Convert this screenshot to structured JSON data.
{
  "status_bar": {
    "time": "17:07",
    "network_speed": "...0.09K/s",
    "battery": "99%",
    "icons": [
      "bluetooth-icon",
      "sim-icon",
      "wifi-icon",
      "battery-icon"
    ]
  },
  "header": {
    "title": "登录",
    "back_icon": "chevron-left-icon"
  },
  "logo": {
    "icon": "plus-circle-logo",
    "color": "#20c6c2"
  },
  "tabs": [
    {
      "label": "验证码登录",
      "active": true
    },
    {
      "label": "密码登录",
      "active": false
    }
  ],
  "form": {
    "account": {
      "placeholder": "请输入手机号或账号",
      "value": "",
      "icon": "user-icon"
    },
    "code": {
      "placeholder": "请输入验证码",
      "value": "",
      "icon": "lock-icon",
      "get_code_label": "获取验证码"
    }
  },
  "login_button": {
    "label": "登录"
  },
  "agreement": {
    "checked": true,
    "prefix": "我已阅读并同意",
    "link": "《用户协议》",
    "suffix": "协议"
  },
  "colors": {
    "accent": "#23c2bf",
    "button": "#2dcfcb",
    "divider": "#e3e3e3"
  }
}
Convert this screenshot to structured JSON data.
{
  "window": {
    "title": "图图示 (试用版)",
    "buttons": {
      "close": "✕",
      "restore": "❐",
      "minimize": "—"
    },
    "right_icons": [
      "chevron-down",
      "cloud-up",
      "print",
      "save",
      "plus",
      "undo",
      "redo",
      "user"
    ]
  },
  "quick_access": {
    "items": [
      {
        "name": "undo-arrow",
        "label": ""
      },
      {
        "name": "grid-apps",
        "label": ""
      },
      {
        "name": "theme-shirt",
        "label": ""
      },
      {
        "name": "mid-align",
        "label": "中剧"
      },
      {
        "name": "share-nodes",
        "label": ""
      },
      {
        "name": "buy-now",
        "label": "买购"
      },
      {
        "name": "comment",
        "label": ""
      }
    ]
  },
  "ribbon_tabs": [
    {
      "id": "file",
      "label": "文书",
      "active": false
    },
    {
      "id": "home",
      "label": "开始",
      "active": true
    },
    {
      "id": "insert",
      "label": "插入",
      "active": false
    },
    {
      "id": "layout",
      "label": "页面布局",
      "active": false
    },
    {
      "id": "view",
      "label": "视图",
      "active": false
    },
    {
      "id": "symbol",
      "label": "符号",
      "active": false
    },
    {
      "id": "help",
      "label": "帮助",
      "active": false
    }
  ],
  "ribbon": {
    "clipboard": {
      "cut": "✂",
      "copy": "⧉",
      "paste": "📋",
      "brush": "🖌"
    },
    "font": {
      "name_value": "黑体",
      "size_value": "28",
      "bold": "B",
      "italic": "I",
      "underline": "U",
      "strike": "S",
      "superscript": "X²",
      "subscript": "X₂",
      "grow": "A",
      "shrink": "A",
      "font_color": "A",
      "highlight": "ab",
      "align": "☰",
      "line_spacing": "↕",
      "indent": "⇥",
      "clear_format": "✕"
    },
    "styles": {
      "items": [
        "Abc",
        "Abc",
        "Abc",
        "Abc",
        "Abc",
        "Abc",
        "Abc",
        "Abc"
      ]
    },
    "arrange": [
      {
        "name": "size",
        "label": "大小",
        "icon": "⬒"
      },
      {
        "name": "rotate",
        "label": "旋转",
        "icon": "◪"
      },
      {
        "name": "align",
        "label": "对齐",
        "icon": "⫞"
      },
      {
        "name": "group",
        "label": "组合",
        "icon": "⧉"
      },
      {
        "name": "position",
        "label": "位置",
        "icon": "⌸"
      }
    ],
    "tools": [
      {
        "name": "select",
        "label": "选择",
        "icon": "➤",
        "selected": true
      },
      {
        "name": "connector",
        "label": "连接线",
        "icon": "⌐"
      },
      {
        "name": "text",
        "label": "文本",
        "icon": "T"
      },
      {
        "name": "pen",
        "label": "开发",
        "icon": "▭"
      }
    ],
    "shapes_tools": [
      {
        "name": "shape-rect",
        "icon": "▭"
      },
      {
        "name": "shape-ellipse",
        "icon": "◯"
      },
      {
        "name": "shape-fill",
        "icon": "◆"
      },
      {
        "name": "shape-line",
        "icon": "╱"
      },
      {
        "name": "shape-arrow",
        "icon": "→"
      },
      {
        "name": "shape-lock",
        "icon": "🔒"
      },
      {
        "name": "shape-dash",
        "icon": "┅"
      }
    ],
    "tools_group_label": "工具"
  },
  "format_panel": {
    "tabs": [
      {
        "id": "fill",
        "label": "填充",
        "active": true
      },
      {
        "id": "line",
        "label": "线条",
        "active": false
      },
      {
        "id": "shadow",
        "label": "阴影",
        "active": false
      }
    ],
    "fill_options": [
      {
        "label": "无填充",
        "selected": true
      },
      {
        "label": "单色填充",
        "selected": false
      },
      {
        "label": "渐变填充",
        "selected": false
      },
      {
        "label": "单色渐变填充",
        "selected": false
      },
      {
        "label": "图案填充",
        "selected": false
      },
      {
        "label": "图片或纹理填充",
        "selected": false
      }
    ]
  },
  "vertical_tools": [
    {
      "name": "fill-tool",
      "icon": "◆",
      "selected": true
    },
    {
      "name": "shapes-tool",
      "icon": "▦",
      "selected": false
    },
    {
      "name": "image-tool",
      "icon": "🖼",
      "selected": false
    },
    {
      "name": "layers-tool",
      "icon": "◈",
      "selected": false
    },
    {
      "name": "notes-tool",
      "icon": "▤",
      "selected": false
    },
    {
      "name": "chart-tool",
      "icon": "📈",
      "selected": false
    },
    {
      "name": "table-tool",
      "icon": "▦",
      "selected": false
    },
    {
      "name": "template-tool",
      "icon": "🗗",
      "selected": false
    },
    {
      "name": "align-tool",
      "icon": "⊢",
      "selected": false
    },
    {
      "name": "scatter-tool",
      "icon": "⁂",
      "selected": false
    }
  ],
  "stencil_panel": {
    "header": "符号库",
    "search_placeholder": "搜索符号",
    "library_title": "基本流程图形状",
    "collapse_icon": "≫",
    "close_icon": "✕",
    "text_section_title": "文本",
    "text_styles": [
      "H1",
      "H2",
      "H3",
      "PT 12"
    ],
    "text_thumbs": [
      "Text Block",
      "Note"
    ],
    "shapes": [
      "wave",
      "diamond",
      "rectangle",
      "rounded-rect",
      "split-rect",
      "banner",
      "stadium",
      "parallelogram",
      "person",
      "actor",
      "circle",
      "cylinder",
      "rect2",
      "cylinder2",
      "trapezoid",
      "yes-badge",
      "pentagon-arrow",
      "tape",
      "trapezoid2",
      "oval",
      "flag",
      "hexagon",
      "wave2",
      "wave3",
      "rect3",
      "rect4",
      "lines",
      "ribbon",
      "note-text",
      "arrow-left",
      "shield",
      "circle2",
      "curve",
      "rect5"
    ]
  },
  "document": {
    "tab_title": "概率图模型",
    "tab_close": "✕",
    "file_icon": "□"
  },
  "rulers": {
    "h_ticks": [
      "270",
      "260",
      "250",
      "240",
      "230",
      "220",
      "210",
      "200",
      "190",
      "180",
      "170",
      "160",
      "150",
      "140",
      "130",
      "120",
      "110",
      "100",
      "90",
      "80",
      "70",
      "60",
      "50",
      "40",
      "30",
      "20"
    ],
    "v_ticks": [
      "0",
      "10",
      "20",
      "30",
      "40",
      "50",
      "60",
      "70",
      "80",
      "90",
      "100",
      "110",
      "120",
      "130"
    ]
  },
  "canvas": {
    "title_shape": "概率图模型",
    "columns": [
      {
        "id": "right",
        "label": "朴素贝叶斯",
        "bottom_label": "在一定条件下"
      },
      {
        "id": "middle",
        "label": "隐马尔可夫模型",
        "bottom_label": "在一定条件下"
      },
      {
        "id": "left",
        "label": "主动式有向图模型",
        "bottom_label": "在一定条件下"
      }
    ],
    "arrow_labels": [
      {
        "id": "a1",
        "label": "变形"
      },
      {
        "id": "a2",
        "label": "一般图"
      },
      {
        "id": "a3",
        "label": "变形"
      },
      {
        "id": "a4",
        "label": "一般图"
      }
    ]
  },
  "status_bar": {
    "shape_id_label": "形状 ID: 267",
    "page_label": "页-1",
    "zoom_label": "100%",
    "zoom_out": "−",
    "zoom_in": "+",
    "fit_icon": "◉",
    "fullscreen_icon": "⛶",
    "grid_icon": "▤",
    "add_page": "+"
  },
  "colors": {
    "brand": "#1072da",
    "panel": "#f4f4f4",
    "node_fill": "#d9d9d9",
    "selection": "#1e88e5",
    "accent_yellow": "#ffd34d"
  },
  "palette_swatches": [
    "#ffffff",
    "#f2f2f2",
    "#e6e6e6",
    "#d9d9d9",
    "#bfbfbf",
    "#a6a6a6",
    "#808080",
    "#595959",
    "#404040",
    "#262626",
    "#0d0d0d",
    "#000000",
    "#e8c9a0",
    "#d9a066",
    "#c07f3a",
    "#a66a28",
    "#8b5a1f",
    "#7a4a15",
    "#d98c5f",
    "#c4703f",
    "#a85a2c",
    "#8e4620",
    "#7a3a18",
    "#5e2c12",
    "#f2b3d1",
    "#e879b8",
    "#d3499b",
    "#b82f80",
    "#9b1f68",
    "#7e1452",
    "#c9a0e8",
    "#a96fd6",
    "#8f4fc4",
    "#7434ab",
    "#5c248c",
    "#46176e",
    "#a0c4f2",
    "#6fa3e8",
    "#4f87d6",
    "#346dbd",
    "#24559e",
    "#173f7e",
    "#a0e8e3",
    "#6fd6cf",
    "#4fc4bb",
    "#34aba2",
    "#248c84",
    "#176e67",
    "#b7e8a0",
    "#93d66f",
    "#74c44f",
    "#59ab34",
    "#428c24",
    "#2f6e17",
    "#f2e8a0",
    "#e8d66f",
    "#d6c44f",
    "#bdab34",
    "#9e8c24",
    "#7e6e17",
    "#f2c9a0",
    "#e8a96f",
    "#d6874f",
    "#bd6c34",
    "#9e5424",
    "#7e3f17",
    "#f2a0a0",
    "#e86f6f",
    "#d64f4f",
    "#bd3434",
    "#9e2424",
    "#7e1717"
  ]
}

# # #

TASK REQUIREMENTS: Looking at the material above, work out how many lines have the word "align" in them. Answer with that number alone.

ANSWER SECTION: 4